Ledberg A - Robbe D
The hippocampal theta rhythm is required for accurate navigation and spatial memory but its relation to the dynamics of locomotion is poorly understood. We used miniature accelerometers to quantify with high temporal and spatial resolution the oscillatory movements associated with running in rats. Simultaneously, we recorded local field potentials in the CA1 area of the hippocampus. We report that when rats run their heads display prominent vertical oscillations with frequencies in the same range as the hippocampal theta rhythm (i.e., 6-12 Hz). In our behavioral set-up, rats run mainly with speeds between 50 and 100 cm/s. In this range of speeds, both the amplitude and frequency of the "theta" head oscillations were increasing functions of running speed, demonstrating that the head oscillations are part of the locomotion dynamics. We found evidence that these rhythmical locomotor dynamics interact with the neuronal activity in the hippocampus. The amplitude of the hippocampal theta rhythm depended on the relative phase shift with the head oscillations, being maximal when the two signals were in phase. Despite similarity in frequency, the head movements and LFP oscillations only displayed weak phase and frequency locking.

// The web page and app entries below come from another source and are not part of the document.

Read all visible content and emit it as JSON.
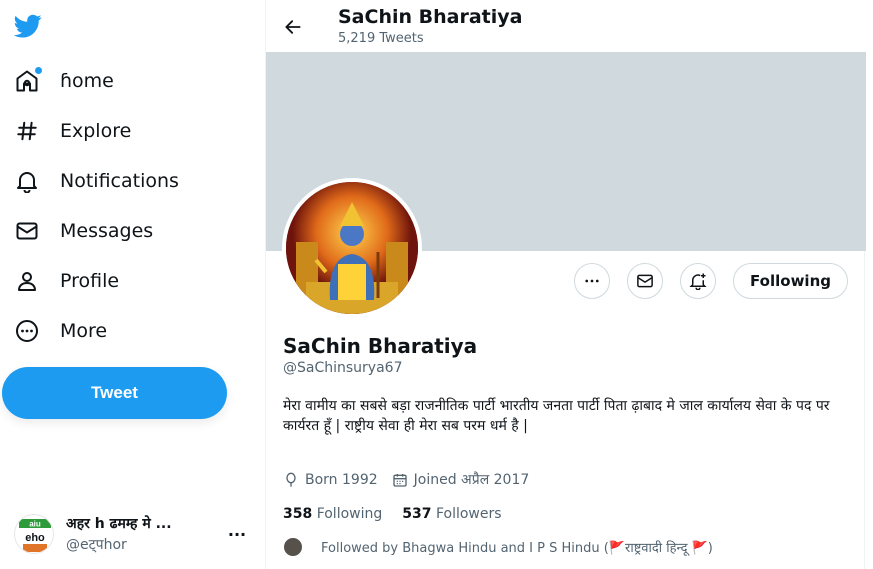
{
  "sidebar": {
    "items": [
      {
        "label": "ɦome",
        "icon": "home-icon"
      },
      {
        "label": "Explore",
        "icon": "hashtag-icon"
      },
      {
        "label": "Notifications",
        "icon": "bell-icon"
      },
      {
        "label": "Messages",
        "icon": "mail-icon"
      },
      {
        "label": "Profile",
        "icon": "person-icon"
      },
      {
        "label": "More",
        "icon": "more-circle-icon"
      }
    ],
    "tweet_label": "Tweet",
    "account": {
      "name": "अहर h ढमम्ह मे ...",
      "handle": "@eट्पhor",
      "more": "···",
      "avatar_text": [
        "aiu",
        "eho"
      ]
    }
  },
  "header": {
    "title": "SaChin Bharatiya",
    "subtitle": "5,219 Tweets"
  },
  "profile": {
    "name": "SaChin Bharatiya",
    "handle": "@SaChinsurya67",
    "bio": "मेरा वामीय का सबसे बड़ा राजनीतिक पार्टी भारतीय जनता पार्टी पिता ढ़ाबाद मे जाल कार्यालय सेवा के पद पर कार्यरत हूँ | राष्ट्रीय सेवा ही मेरा सब परम धर्म है |",
    "born": "Born 1992",
    "joined": "Joined अप्रैल 2017",
    "following_count": "358",
    "following_label": "Following",
    "followers_count": "537",
    "followers_label": "Followers",
    "followed_by": "Followed by Bhagwa Hindu and I P S Hindu (🚩राष्ट्रवादी हिन्दू 🚩)",
    "follow_button": "Following"
  },
  "colors": {
    "accent": "#1d9bf0",
    "banner": "#cfd9de",
    "secondary_text": "#536471"
  }
}
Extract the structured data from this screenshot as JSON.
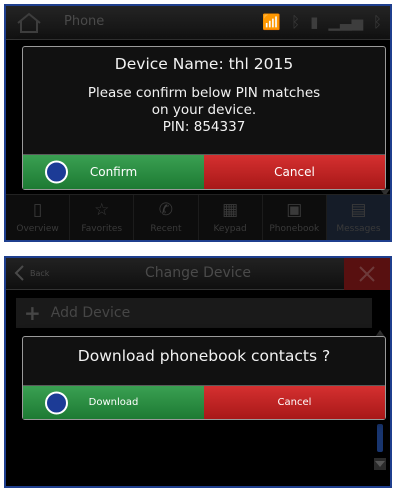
{
  "screen1": {
    "app_title": "Phone",
    "status_icons": [
      "wifi-icon",
      "bluetooth-icon",
      "battery-icon",
      "signal-icon",
      "bluetooth-icon"
    ],
    "dialog": {
      "title": "Device Name: thl 2015",
      "message_lines": [
        "Please confirm below PIN matches",
        "on your device.",
        "PIN: 854337"
      ],
      "confirm_label": "Confirm",
      "cancel_label": "Cancel"
    },
    "nav_tabs": [
      {
        "label": "Overview",
        "icon": "phone-icon"
      },
      {
        "label": "Favorites",
        "icon": "star-icon"
      },
      {
        "label": "Recent",
        "icon": "recent-calls-icon"
      },
      {
        "label": "Keypad",
        "icon": "keypad-icon"
      },
      {
        "label": "Phonebook",
        "icon": "phonebook-icon"
      },
      {
        "label": "Messages",
        "icon": "messages-icon"
      }
    ]
  },
  "screen2": {
    "back_label": "Back",
    "title": "Change Device",
    "add_device_label": "Add Device",
    "dialog": {
      "title": "Download phonebook contacts ?",
      "download_label": "Download",
      "cancel_label": "Cancel"
    }
  },
  "colors": {
    "frame_border": "#1f3f8e",
    "confirm_green": "#2a8c42",
    "cancel_red": "#c02424",
    "knob_blue": "#1c3b96",
    "close_red": "#581010"
  }
}
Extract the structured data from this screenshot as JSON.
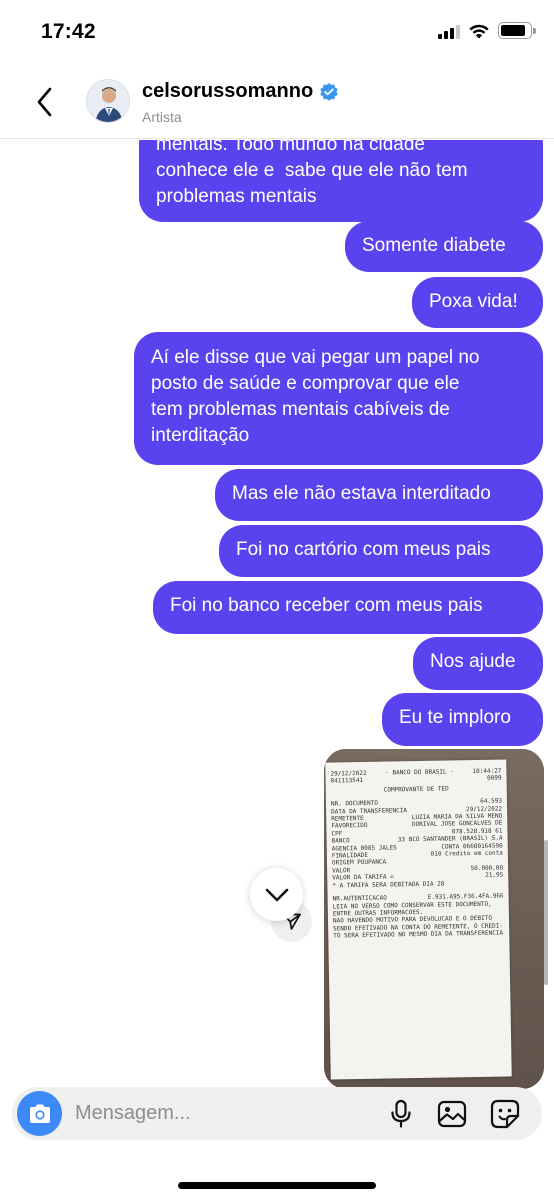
{
  "status_bar": {
    "time": "17:42",
    "battery_level": 0.85
  },
  "header": {
    "username": "celsorussomanno",
    "subtitle": "Artista",
    "verified": true,
    "icons": [
      "chevron-left-icon",
      "verified-badge-icon"
    ]
  },
  "messages": [
    {
      "text": "mentais. Todo mundo na cidade\nconhece ele e  sabe que ele não tem\nproblemas mentais",
      "sender": "me"
    },
    {
      "text": "Somente diabete",
      "sender": "me"
    },
    {
      "text": "Poxa vida!",
      "sender": "me"
    },
    {
      "text": "Aí ele disse que vai pegar um papel no\nposto de saúde e comprovar que ele\ntem problemas mentais cabíveis de\ninterditação",
      "sender": "me"
    },
    {
      "text": "Mas ele não estava interditado",
      "sender": "me"
    },
    {
      "text": "Foi no cartório com meus pais",
      "sender": "me"
    },
    {
      "text": "Foi no banco receber com meus pais",
      "sender": "me"
    },
    {
      "text": "Nos ajude",
      "sender": "me"
    },
    {
      "text": "Eu te imploro",
      "sender": "me"
    }
  ],
  "receipt": {
    "date": "29/12/2022",
    "bank": "- BANCO DO BRASIL -",
    "time": "10:44:27",
    "code_left": "041113541",
    "code_right": "0099",
    "title": "COMPROVANTE DE TED",
    "lines": [
      [
        "NR. DOCUMENTO",
        "64.593"
      ],
      [
        "DATA DA TRANSFERENCIA",
        "29/12/2022"
      ],
      [
        "REMETENTE",
        "LUZIA MARIA DA SILVA MENO"
      ],
      [
        "FAVORECIDO",
        "DORIVAL JOSE GONCALVES DE"
      ],
      [
        "CPF",
        "078.528.918 61"
      ],
      [
        "BANCO",
        "33  BCO SANTANDER (BRASIL) S.A"
      ],
      [
        "AGENCIA 0085 JALES",
        "CONTA  06600164590"
      ],
      [
        "FINALIDADE",
        "010  Credito em conta"
      ],
      [
        "ORIGEM  POUPANCA",
        ""
      ],
      [
        "VALOR",
        "50.000,00"
      ],
      [
        "VALOR DA TARIFA =",
        "21,95"
      ],
      [
        "* A TARIFA SERA DEBITADA DIA 28",
        ""
      ]
    ],
    "auth_label": "NR.AUTENTICACAO",
    "auth_value": "E.931.A95.F36.4FA.966",
    "footer": [
      "LEIA NO VERSO COMO CONSERVAR ESTE DOCUMENTO,",
      "ENTRE OUTRAS INFORMACOES.",
      "NAO HAVENDO MOTIVO PARA DEVOLUCAO E O DEBITO",
      "SENDO EFETIVADO NA CONTA DO REMETENTE, O CREDI-",
      "TO SERA EFETIVADO NO MESMO DIA DA TRANSFERENCIA"
    ]
  },
  "composer": {
    "placeholder": "Mensagem...",
    "icons": [
      "camera-icon",
      "microphone-icon",
      "gallery-icon",
      "sticker-icon"
    ]
  },
  "colors": {
    "bubble": "#5a42ef",
    "camera": "#3d8af7",
    "verified": "#3897f0"
  }
}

Our results are consistent with that neurons in the CA1 region receive inputs that are phase locked to the head acceleration signal and that these inputs are integrated with the ongoing theta rhythm.